“Speaker [John] Boehner’s [R-Ohio] plan may or may not pass the House — I assume it will,” Conrad said on FOX News’s “Happening Now.”
“But it will fail in the Senate. Senator [Harry] Reid [D-Nev.] has a plan here [in the Senate], but I think it’s likely that at this moment that won’t get cloture, won’t get 60 votes.”
The Senate likely would take a cloture vote on Reid’s bill in order to limit debate, avoid a filibuster and move forward to a vote.
Conrad, chairman of the Senate Budget Committee, said he is “certainly” in favor of Reid’s proposal. He added, however, that “behind the scenes there are negotiations under way” to find a way to reconcile the two bills.
He also said Congress has to reach a “deadlock” before achieving a “breakthrough.”

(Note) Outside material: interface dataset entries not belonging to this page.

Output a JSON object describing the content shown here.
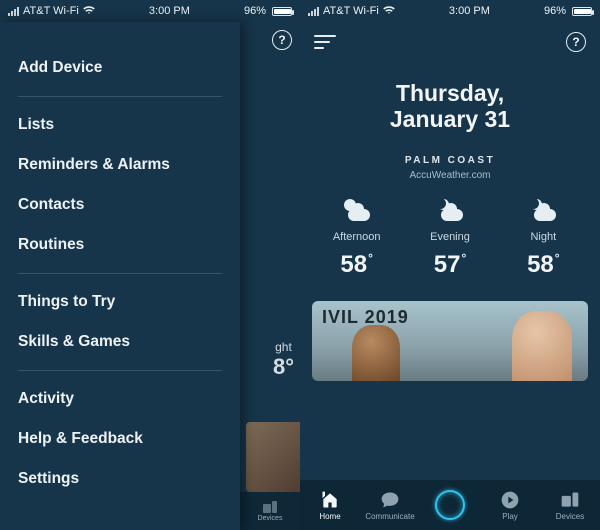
{
  "status": {
    "carrier": "AT&T Wi-Fi",
    "time": "3:00 PM",
    "battery_pct": "96%"
  },
  "drawer": {
    "items": [
      "Add Device",
      "Lists",
      "Reminders & Alarms",
      "Contacts",
      "Routines",
      "Things to Try",
      "Skills & Games",
      "Activity",
      "Help & Feedback",
      "Settings"
    ],
    "dividers_after": [
      0,
      4,
      6
    ]
  },
  "backdrop_peek": {
    "period": "ght",
    "temp": "8°",
    "tab_label": "Devices"
  },
  "home": {
    "date_line1": "Thursday,",
    "date_line2": "January 31",
    "location": "PALM COAST",
    "source": "AccuWeather.com",
    "forecast": [
      {
        "period": "Afternoon",
        "temp": "58",
        "icon": "sun-cloud"
      },
      {
        "period": "Evening",
        "temp": "57",
        "icon": "moon-cloud"
      },
      {
        "period": "Night",
        "temp": "58",
        "icon": "moon-cloud"
      }
    ],
    "card_banner": "IVIL 2019"
  },
  "tabs": [
    {
      "label": "Home",
      "icon": "home",
      "active": true
    },
    {
      "label": "Communicate",
      "icon": "chat",
      "active": false
    },
    {
      "label": "",
      "icon": "alexa",
      "active": false
    },
    {
      "label": "Play",
      "icon": "play",
      "active": false
    },
    {
      "label": "Devices",
      "icon": "devices",
      "active": false
    }
  ]
}
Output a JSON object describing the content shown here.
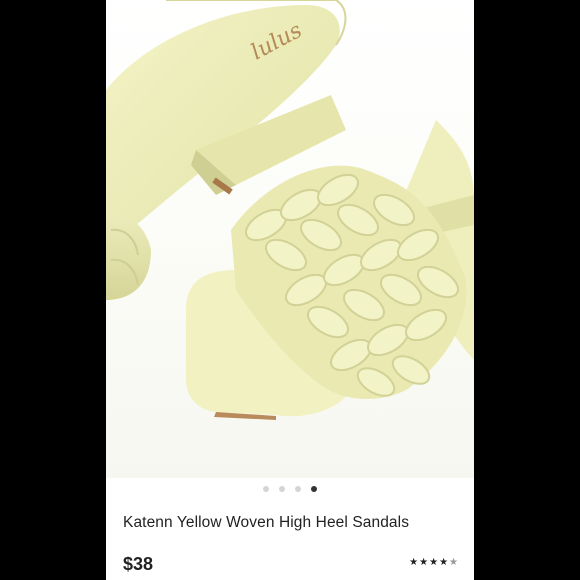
{
  "product": {
    "brand_logo_text": "lulus",
    "name": "Katenn Yellow Woven High Heel Sandals",
    "price": "$38",
    "rating": 4.5,
    "rating_max": 5
  },
  "carousel": {
    "total": 4,
    "active_index": 3
  },
  "colors": {
    "sandal_main": "#efefb8",
    "sandal_shadow": "#d9d99a",
    "heel_edge": "#b98a5a",
    "dot_active": "#333333",
    "dot_inactive": "#d4d4d4"
  }
}
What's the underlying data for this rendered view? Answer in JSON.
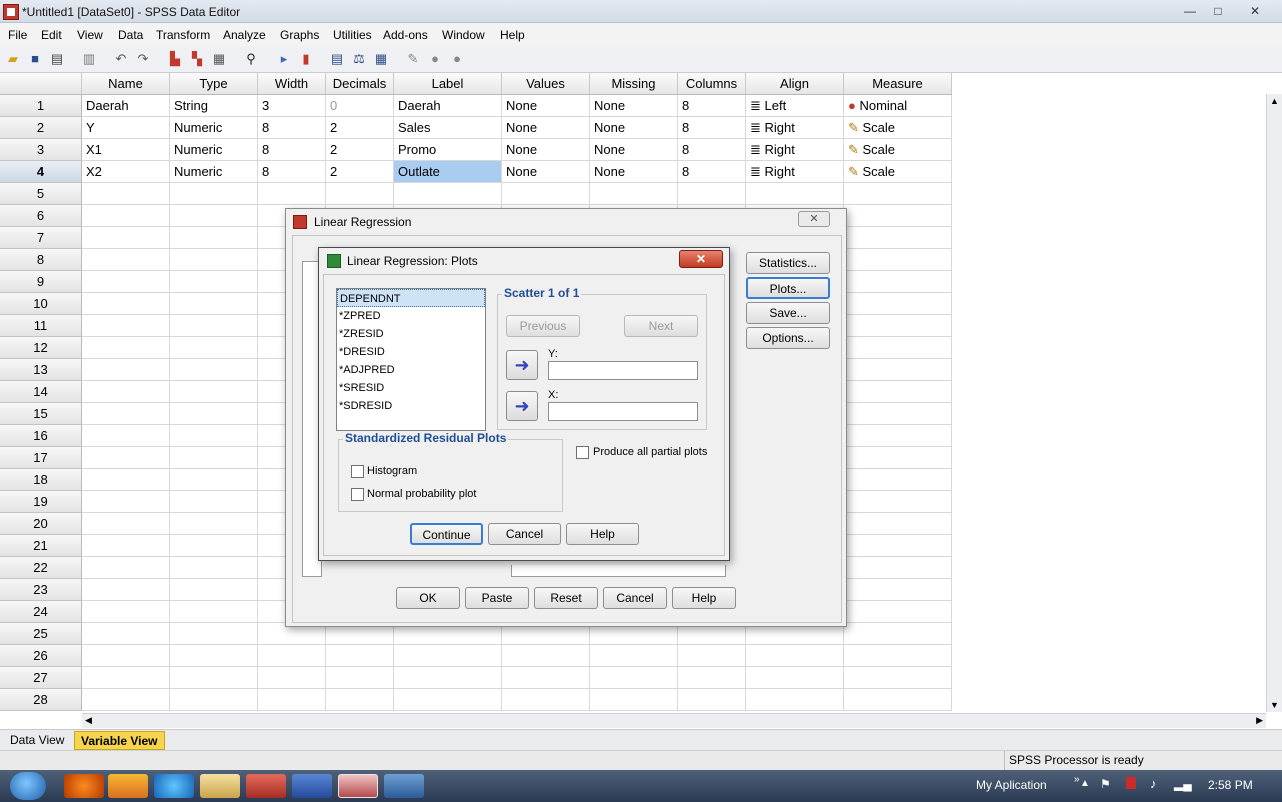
{
  "window": {
    "title": "*Untitled1 [DataSet0] - SPSS Data Editor",
    "min": "—",
    "max": "□",
    "close": "✕"
  },
  "menu": [
    "File",
    "Edit",
    "View",
    "Data",
    "Transform",
    "Analyze",
    "Graphs",
    "Utilities",
    "Add-ons",
    "Window",
    "Help"
  ],
  "toolbar_icons": [
    "open-icon",
    "save-icon",
    "print-icon",
    "recall-dialog-icon",
    "undo-icon",
    "redo-icon",
    "goto-case-icon",
    "goto-variable-icon",
    "variables-icon",
    "find-icon",
    "insert-cases-icon",
    "insert-variable-icon",
    "split-file-icon",
    "weight-cases-icon",
    "select-cases-icon",
    "value-labels-icon",
    "use-sets-icon",
    "show-all-icon"
  ],
  "columns": [
    "Name",
    "Type",
    "Width",
    "Decimals",
    "Label",
    "Values",
    "Missing",
    "Columns",
    "Align",
    "Measure"
  ],
  "rows": [
    {
      "num": "1",
      "name": "Daerah",
      "type": "String",
      "width": "3",
      "decimals": "0",
      "label": "Daerah",
      "values": "None",
      "missing": "None",
      "columns": "8",
      "align": "Left",
      "measure": "Nominal"
    },
    {
      "num": "2",
      "name": "Y",
      "type": "Numeric",
      "width": "8",
      "decimals": "2",
      "label": "Sales",
      "values": "None",
      "missing": "None",
      "columns": "8",
      "align": "Right",
      "measure": "Scale"
    },
    {
      "num": "3",
      "name": "X1",
      "type": "Numeric",
      "width": "8",
      "decimals": "2",
      "label": "Promo",
      "values": "None",
      "missing": "None",
      "columns": "8",
      "align": "Right",
      "measure": "Scale"
    },
    {
      "num": "4",
      "name": "X2",
      "type": "Numeric",
      "width": "8",
      "decimals": "2",
      "label": "Outlate",
      "values": "None",
      "missing": "None",
      "columns": "8",
      "align": "Right",
      "measure": "Scale"
    }
  ],
  "row_numbers": [
    "5",
    "6",
    "7",
    "8",
    "9",
    "10",
    "11",
    "12",
    "13",
    "14",
    "15",
    "16",
    "17",
    "18",
    "19",
    "20",
    "21",
    "22",
    "23",
    "24",
    "25",
    "26",
    "27",
    "28"
  ],
  "tabs": {
    "data_view": "Data View",
    "variable_view": "Variable View"
  },
  "status": "SPSS  Processor is ready",
  "linreg": {
    "title": "Linear Regression",
    "side_buttons": [
      "Statistics...",
      "Plots...",
      "Save...",
      "Options..."
    ],
    "bottom_buttons": [
      "OK",
      "Paste",
      "Reset",
      "Cancel",
      "Help"
    ]
  },
  "plots": {
    "title": "Linear Regression: Plots",
    "variables": [
      "DEPENDNT",
      "*ZPRED",
      "*ZRESID",
      "*DRESID",
      "*ADJPRED",
      "*SRESID",
      "*SDRESID"
    ],
    "scatter_title": "Scatter 1 of 1",
    "previous": "Previous",
    "next": "Next",
    "y_label": "Y:",
    "x_label": "X:",
    "std_title": "Standardized Residual Plots",
    "histogram": "Histogram",
    "normal_prob": "Normal probability plot",
    "partial": "Produce all partial plots",
    "continue": "Continue",
    "cancel": "Cancel",
    "help": "Help"
  },
  "taskbar": {
    "tray_label": "My Aplication",
    "time": "2:58 PM"
  }
}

Conrad said he believes Congress is on a “path” to achieving a breakthrough before the Treasury Department’s Aug. 2 deadline to raise the debt ceiling. But he does not expect the breakthrough to be either Boehner’s or Reid’s bills.

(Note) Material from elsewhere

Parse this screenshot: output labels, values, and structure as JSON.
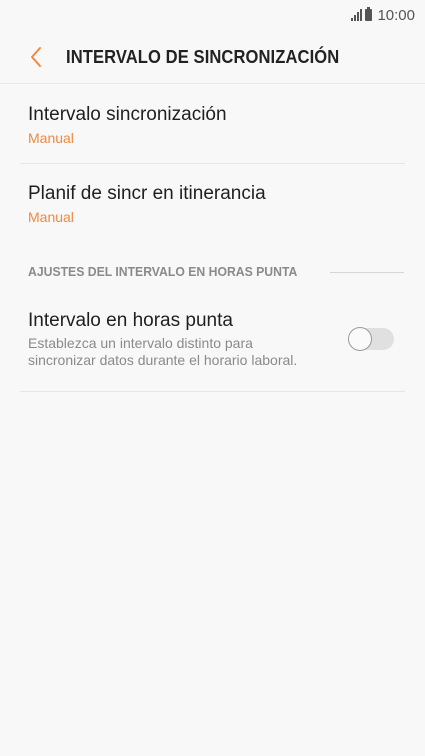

“Reality is that both sides have to see that their favorite position cannot prevail,” Conrad said. “It’s at that point you can reach a principled compromise. We’re not quite there yet, but we’re very close.”
The Gang of Six is “going to be prepared to be a part of the solution” once the deadlock happens, Conrad said. The group of senators has a draft that is undergoing revision by “the staffs of all the members,” he said.
“After both sides see their preferred position will not prevail, that will be the key moment, and there’s a lot of work going on for that key moment,” he added.
The other five senators in the Gang of Six are Tom Coburn (R-Okla.), Saxby Chambliss (R-Ga.), Mark Warner (D-Va.), Mike Crapo (R-Idaho) and Majority Whip Dick Durbin (D-Ill.).
Coburn and the rest of the group announced a deficit-reduction package earlier in July that would make $9 trillion in spending cuts over the next decade, slash defense spending and raise nearly $1 trillion in revenue by ending tax breaks.
--This post was updated at 4:31 p.m.